27.   Abdul Quddus Gangohi, Maktubat i Quddusiya, Ahmadi Press, Delhi, 1870, Letter no.103, p. 173; Daud, Chandayan ed. Mataprasad Gupta, p. 50.

28.   Hamid Kalanauri, Ismatnama ya Dastan Lorik wa Maina, ed. Sayyid Amir Hasan Abidi, Markaz Tahqiqat Zabanwa Adabiyat Farsi, New Delhi, 1985 p. 39.

29.   Ibid, pp.13-15.

30.   Ibid, p. 38.

31.   Ibid, p. 15.

32.   F. Steingass, A Comprehensive Persian -English Dictionary, Munshiram Manoharlal Publishers, New Delhi, 1973 p. 852.

33.   Daud, Chandayan, tr. Mataprasad Gupta, Pramanik Prakashan, Agra, 1967, p. 380.

34.   Ibid, p. 384.

35.   Ibid, pp. 384-85.

36.   Hamid Kalanauri, Ismatnama ya Dastan Lorik wa Maina, ed. Sayyid Amir Hasan Abidi, Markaz Tahqiqat Zabanwa Adabiyat Farsi, New Delhi, 1985, p.25.

37.   Ibid, p. 27.

38.   Ibid.

39.   Ibid,

40.   Ibid, p. 16.

41.   Ibid, p. 22.

42.   Ibid, p. 18.

43.   Ibid, p. 19

44.   Ibid, p. 39.




Received on 01.05.2023         Modified on 08.06.2023

Accepted on 29.06.2023      ©AandV Publications All right reserved
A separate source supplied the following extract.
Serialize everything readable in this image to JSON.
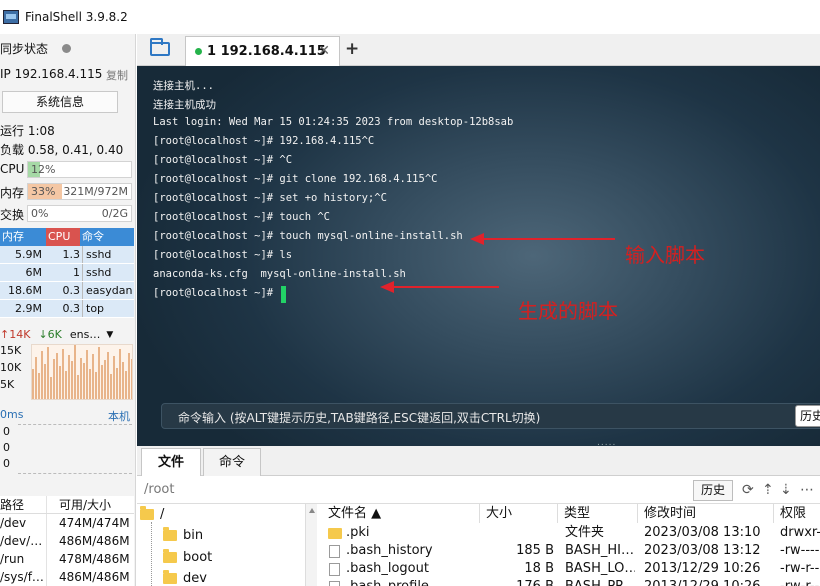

Res.  J. Humanities and Social Sciences. 2023;14(3):129-134.

DOI: 10.52711/2321-5828.2023.00026